[[ Data open ]]

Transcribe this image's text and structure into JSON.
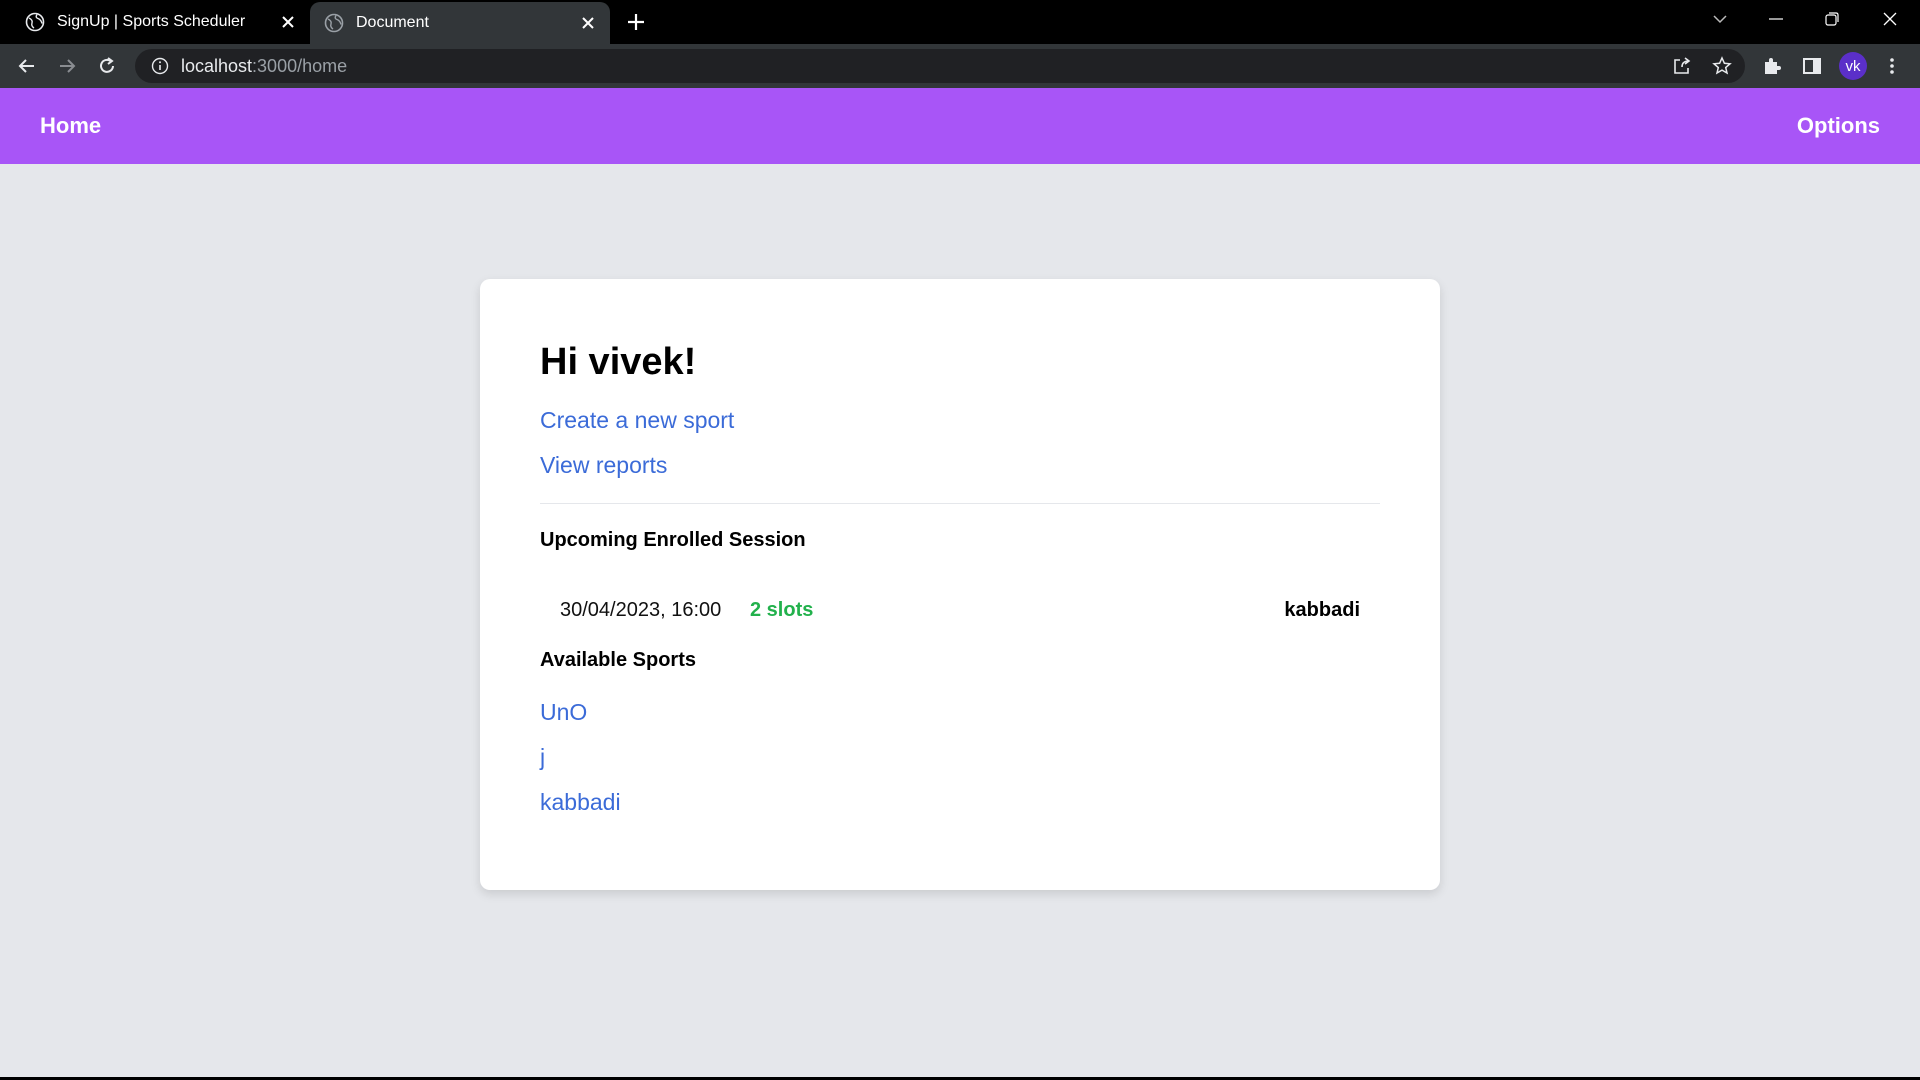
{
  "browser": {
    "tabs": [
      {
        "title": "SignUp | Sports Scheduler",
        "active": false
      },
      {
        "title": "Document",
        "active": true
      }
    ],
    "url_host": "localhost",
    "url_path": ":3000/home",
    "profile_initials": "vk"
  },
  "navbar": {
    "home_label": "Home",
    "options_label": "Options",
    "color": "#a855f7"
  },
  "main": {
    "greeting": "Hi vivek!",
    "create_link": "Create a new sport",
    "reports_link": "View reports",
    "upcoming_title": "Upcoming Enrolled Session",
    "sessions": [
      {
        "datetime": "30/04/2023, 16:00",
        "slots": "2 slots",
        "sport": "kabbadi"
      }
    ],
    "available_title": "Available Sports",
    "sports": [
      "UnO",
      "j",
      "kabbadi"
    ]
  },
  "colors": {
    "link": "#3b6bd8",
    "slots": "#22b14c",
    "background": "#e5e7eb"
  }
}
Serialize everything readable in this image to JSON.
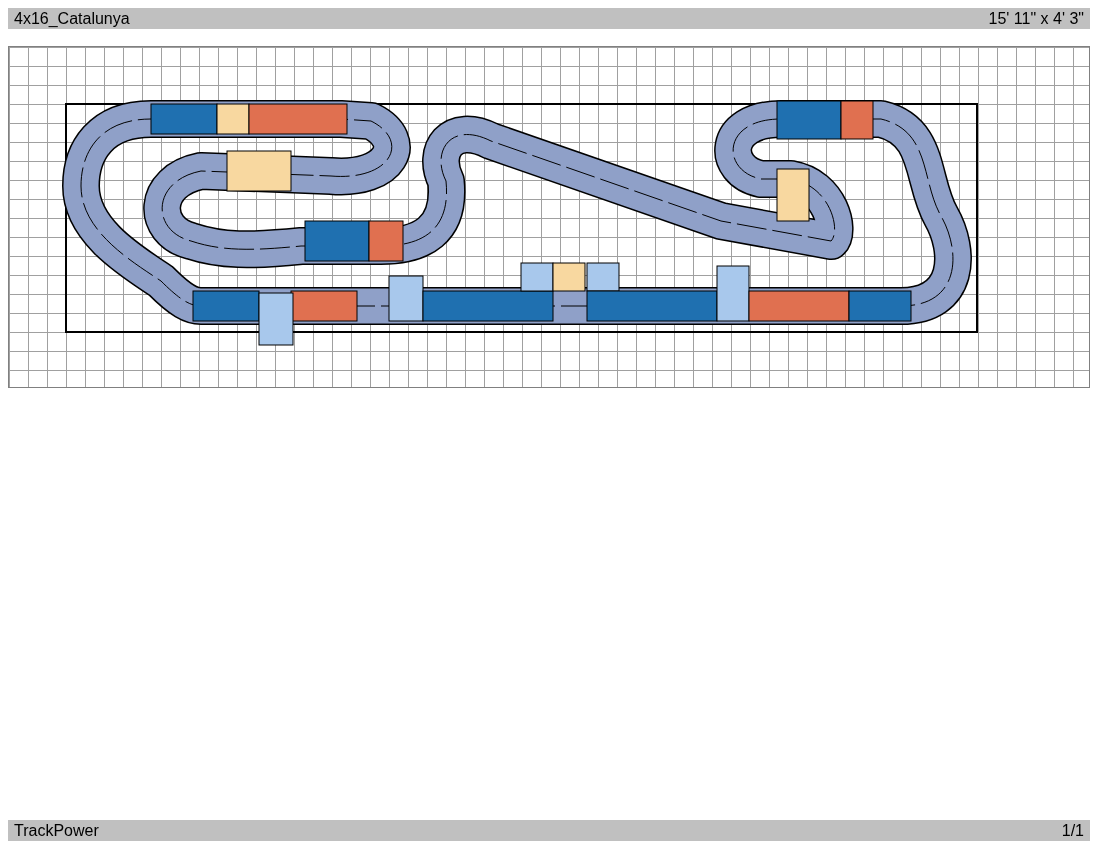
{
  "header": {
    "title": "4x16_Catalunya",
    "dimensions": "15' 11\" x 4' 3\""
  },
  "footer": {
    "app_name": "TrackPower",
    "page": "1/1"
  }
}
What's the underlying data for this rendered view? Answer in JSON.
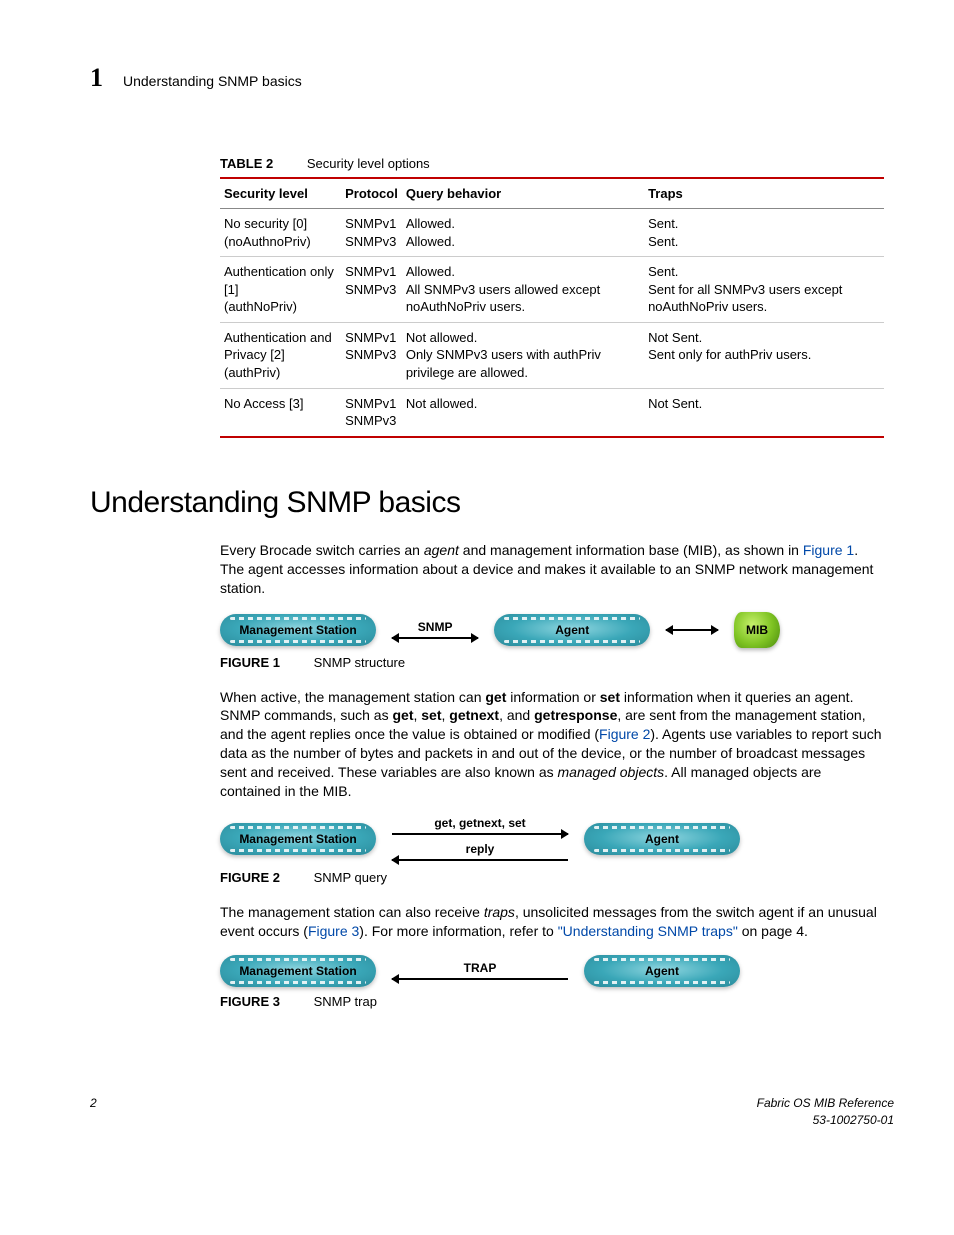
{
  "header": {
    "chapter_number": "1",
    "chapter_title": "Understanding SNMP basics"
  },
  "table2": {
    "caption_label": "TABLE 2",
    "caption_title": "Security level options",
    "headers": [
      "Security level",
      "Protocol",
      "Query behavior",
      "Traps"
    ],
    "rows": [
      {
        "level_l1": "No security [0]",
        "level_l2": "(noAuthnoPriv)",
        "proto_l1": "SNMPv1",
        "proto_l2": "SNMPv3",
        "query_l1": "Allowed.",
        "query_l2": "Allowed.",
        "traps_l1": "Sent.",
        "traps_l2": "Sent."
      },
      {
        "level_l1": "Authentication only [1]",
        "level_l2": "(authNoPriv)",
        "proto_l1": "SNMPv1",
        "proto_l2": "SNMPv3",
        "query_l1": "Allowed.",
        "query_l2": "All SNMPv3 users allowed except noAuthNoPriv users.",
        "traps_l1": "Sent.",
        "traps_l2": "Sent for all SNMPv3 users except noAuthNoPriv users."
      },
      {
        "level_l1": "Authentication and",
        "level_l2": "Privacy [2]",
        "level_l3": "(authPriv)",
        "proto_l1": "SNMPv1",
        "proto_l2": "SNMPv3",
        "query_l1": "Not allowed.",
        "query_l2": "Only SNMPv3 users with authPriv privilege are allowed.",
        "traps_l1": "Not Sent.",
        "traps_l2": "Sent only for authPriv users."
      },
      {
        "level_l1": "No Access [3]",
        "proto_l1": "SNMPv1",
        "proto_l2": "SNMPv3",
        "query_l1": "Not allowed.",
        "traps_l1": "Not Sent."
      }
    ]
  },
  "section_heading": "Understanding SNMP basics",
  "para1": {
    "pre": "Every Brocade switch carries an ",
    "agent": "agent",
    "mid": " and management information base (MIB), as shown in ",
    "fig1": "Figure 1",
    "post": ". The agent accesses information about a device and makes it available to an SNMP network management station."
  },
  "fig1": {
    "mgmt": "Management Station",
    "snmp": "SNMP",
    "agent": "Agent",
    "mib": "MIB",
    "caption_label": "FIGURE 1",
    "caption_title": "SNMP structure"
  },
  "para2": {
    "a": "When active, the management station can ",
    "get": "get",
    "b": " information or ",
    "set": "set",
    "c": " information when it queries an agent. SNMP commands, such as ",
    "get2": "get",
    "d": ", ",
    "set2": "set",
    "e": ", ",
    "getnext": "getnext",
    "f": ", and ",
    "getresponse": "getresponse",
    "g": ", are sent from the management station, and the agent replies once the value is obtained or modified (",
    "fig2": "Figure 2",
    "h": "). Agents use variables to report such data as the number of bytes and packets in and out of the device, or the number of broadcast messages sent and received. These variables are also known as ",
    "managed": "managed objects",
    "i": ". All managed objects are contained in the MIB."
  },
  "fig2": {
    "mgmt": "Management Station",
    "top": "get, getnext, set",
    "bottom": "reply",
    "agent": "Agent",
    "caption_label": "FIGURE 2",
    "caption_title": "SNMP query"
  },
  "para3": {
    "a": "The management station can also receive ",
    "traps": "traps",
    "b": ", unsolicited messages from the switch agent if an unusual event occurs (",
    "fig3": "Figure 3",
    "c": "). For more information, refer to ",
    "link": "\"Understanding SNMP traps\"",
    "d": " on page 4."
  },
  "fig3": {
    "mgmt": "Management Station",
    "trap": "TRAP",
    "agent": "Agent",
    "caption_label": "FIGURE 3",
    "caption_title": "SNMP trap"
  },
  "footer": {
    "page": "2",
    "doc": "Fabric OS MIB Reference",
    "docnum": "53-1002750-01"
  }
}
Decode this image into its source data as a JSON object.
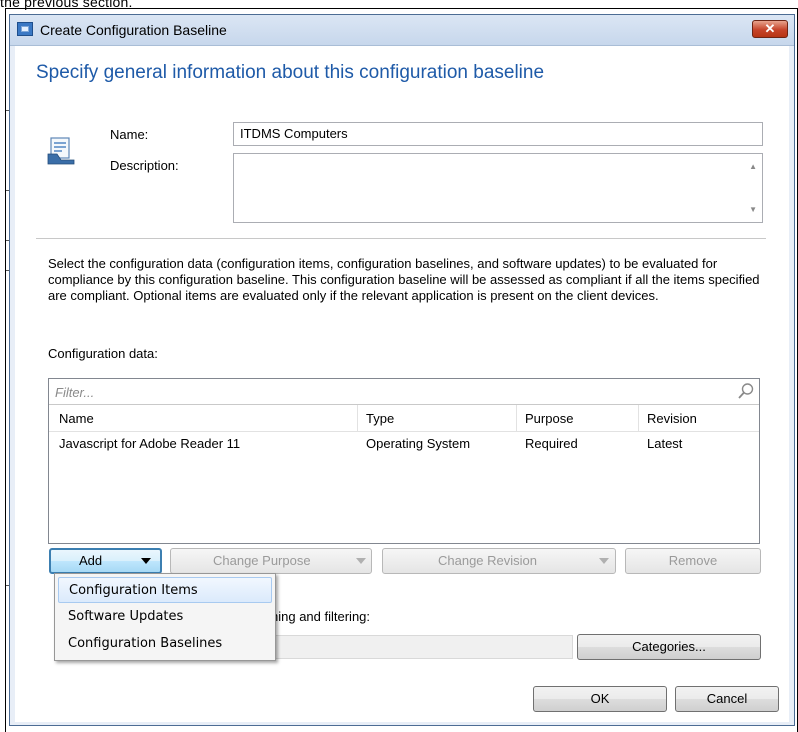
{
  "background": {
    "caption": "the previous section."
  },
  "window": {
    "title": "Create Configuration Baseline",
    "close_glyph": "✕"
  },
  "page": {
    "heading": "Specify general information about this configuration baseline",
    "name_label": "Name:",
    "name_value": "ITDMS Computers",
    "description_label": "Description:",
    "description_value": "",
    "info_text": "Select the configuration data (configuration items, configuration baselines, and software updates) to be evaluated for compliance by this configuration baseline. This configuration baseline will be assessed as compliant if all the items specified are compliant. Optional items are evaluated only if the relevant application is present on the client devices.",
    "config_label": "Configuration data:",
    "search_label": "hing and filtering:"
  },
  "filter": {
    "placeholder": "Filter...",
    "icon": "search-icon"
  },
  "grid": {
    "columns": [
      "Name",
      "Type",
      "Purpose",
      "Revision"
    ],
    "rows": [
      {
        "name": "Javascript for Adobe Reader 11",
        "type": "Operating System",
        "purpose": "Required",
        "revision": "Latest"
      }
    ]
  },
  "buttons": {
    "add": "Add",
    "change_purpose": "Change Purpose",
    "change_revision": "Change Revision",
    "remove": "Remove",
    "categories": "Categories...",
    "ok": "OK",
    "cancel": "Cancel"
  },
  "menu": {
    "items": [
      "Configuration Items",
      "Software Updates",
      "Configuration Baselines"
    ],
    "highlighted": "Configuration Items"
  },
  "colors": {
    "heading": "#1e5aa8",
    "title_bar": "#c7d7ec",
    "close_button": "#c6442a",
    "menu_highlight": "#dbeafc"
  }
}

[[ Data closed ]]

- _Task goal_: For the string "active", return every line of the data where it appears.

- _Written solution_:
        "active": false
        "active": true
    "a": "When active, the management station can ",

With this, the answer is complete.